Region: Europe
Year: 2009
Court: Court constitutionnelle [Constitutional Court of Belgium]
Human Rights: Freedom from discrimination, Right to family life

The lower court referred to the Constitutional Court a question as to the constitutionality of article 1017, paragraph 4, of the Judicial Code (the “challenged article), which allowed for a judge to offset court costs between spouses, parents, siblings or relatives to the same degree, but not between parties between whom existed a family relationship (such as unmarried cohabitants or former unmarried cohabitants).

The parties in question were the parents of two children who had lived together as an unmarried couple for five years. The dispute that arose between the parties was related to child support. The defendant had applied for a forced execution of the applicant’s payment obligations, which the applicant opposed.

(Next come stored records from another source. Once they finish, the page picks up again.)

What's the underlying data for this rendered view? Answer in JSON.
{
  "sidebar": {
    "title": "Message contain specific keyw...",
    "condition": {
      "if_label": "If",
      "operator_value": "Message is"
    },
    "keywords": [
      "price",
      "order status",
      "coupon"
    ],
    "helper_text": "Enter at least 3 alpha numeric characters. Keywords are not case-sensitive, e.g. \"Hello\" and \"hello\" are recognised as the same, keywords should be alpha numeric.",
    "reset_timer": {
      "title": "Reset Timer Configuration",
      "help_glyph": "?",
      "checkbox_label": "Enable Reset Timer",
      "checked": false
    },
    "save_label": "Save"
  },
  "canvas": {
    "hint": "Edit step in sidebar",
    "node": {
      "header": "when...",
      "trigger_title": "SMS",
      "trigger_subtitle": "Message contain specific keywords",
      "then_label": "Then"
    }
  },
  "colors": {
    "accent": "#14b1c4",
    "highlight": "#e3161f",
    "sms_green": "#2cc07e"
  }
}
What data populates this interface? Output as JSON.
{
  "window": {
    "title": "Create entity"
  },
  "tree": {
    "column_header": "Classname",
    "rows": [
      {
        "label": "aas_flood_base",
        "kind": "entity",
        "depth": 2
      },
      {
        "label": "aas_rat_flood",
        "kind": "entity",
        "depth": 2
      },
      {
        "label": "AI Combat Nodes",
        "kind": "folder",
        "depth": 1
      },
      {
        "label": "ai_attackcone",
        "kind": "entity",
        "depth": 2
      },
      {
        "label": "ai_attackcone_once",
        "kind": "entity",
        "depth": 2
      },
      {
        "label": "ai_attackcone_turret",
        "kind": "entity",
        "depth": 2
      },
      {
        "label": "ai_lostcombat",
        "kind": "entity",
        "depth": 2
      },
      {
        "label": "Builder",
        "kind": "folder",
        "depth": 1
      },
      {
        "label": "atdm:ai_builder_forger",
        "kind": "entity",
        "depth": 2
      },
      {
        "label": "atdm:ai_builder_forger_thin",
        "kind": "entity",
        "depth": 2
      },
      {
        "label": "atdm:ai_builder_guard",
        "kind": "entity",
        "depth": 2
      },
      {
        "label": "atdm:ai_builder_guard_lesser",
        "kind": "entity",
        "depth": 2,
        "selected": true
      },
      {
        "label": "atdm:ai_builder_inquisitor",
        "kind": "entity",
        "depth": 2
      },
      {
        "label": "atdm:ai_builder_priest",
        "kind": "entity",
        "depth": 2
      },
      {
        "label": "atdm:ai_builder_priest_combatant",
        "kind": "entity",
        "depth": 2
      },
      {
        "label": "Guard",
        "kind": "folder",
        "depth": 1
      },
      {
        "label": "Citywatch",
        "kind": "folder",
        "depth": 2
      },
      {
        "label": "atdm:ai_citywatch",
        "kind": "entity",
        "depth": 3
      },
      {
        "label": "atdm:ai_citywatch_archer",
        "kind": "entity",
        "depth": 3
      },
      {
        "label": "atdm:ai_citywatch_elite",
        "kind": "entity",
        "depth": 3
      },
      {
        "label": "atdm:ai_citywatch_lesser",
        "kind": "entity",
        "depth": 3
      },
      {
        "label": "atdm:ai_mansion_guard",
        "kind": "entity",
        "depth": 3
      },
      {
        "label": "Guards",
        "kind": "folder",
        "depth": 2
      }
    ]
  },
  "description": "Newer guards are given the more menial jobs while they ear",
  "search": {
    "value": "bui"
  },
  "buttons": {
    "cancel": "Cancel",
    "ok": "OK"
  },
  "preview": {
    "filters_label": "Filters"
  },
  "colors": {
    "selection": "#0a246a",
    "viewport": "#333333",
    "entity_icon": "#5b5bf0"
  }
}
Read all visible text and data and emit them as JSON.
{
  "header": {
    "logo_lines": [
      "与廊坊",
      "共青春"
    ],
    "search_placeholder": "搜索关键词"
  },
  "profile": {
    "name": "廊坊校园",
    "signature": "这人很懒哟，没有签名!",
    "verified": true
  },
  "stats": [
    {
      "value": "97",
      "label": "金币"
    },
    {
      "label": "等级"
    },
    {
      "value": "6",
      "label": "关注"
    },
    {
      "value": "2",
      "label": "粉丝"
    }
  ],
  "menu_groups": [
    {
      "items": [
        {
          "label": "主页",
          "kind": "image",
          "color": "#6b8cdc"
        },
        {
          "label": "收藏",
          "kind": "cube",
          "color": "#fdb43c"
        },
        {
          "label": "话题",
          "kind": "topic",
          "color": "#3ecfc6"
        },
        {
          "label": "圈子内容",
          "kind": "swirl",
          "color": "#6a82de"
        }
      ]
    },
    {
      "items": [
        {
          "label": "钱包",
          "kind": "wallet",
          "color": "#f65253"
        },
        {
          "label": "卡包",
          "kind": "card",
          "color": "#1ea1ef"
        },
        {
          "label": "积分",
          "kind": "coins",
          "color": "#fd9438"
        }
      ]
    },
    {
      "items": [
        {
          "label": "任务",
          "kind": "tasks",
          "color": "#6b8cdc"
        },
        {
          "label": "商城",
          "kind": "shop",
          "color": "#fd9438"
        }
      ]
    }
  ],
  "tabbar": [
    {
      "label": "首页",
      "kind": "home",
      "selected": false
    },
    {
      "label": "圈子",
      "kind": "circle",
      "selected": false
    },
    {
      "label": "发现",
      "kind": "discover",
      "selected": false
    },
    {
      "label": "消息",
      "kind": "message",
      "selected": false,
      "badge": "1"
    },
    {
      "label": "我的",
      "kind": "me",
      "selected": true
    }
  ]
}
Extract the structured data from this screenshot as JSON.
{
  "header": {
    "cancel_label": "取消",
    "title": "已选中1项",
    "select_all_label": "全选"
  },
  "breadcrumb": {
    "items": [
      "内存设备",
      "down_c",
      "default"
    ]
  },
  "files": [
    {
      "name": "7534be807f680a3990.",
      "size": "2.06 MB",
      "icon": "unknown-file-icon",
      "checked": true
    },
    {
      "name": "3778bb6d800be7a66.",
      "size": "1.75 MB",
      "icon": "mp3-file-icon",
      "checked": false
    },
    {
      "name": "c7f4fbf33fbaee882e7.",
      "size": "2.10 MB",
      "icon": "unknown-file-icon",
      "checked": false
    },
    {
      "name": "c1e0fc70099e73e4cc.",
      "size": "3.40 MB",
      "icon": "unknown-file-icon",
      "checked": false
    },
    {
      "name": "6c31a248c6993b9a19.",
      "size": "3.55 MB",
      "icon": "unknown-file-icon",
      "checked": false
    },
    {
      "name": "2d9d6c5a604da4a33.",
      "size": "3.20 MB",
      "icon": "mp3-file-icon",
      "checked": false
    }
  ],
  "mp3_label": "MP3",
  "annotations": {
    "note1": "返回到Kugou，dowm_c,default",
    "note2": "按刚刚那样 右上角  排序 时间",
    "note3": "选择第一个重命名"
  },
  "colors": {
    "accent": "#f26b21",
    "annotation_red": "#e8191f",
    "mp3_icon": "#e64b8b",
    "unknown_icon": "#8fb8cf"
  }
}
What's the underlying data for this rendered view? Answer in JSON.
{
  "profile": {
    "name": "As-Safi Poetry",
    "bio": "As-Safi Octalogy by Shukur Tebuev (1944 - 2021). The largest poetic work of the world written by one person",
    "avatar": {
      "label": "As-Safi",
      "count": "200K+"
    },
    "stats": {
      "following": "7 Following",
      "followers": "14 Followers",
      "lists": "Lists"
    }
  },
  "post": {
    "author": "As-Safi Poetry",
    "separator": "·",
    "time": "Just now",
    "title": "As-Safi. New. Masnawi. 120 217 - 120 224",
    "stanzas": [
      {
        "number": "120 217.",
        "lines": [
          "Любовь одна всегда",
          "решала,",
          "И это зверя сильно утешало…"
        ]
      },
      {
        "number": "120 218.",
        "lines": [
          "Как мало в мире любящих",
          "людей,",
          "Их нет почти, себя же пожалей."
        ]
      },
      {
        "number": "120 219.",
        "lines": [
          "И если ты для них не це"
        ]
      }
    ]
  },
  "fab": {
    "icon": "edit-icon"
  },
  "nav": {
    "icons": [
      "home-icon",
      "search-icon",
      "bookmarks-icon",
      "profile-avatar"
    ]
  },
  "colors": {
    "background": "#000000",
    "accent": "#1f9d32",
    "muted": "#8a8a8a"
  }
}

The lower court asked the Constitutional Court to consider whether the aforementioned law violated the constitutional principle of equality and non-discrimination since a judge can offset the costs of procedure between spouses, parents or siblings but not for other type family relationships.

The Court noted that the reason behind the challenged provision was to preserve to the extent possible the relationship between family members after a dispute arose between them. With that rationale in mind, the Court concluded that, with respect to the situation of former unmarried cohabitants, the challenged article did not violate the relevant constitutional provisions and the principle of non-discrimination and equality because the law did not allow the offsetting of costs between former spouses either; where the relationship had already ended there was no benefit in attempting to preserve it.

With respect to currently cohabitating persons (whether legally declared as such or simply de facto cohabitants), the Court held that the differentiation of treatment based on whether the  disputants were married or simply cohabitants was not justified. The Court thus concluded that the challenged provision did breach the relevant constitutional provisions and the principle of non-discrimination and equality with respect to currently unmarried cohabitants.

"In particular, the goal to promote conciliation between the parties and to eliminate any ground of animosity may justify that, in litigation opposing parties between whom exists or existed a family relationship, the judge has the possibility to offset the costs. Indeed, those parties remain bound by rights and obligations of a family nature. The offsetting of costs may reflect the fact that neither party has acted unreasonably in the trial and did not inappropriately called upon the judge to put an end to the dispute, so that neither party shall be in the obligation to cope with a major order for costs." Section II

"Regarding the provision in question, the situation of former unmarried cohabitants, whether legal or actual cohabitants, does not differ from the situation of former spouses. Indeed, even in the case of former spouses, the judge could not apply the provision in question.

In the case of former unmarried cohabitants as well as in the case of former spouses, a disturbed relationship cannot, in principle, be avoided, so that in either case, the purpose of the measure mentioned in B.4 cannot yet be attained." Section III.B.5

"The legal situations of a married cohabitant, of a cohabitant who made a declaration of legal cohabitation and of a cohabitant who is neither married or legally declared are different, both regarding her/his obligations towards her/his cohabitant and the patrimonial situation.

These differences may, when they are relevant to the purpose of the provision, justify a difference in treatment between these three categories of cohabitants.

B.8. Although the purpose described in B.4 cannot reasonably justify the difference in treatment in question between those categories of cohabitants.

Indeed, the desire to avoid a disturbed relationship between cohabitants as a result of a dispute shall apply regardless of the form the cohabitation category." Section III.B.7-8.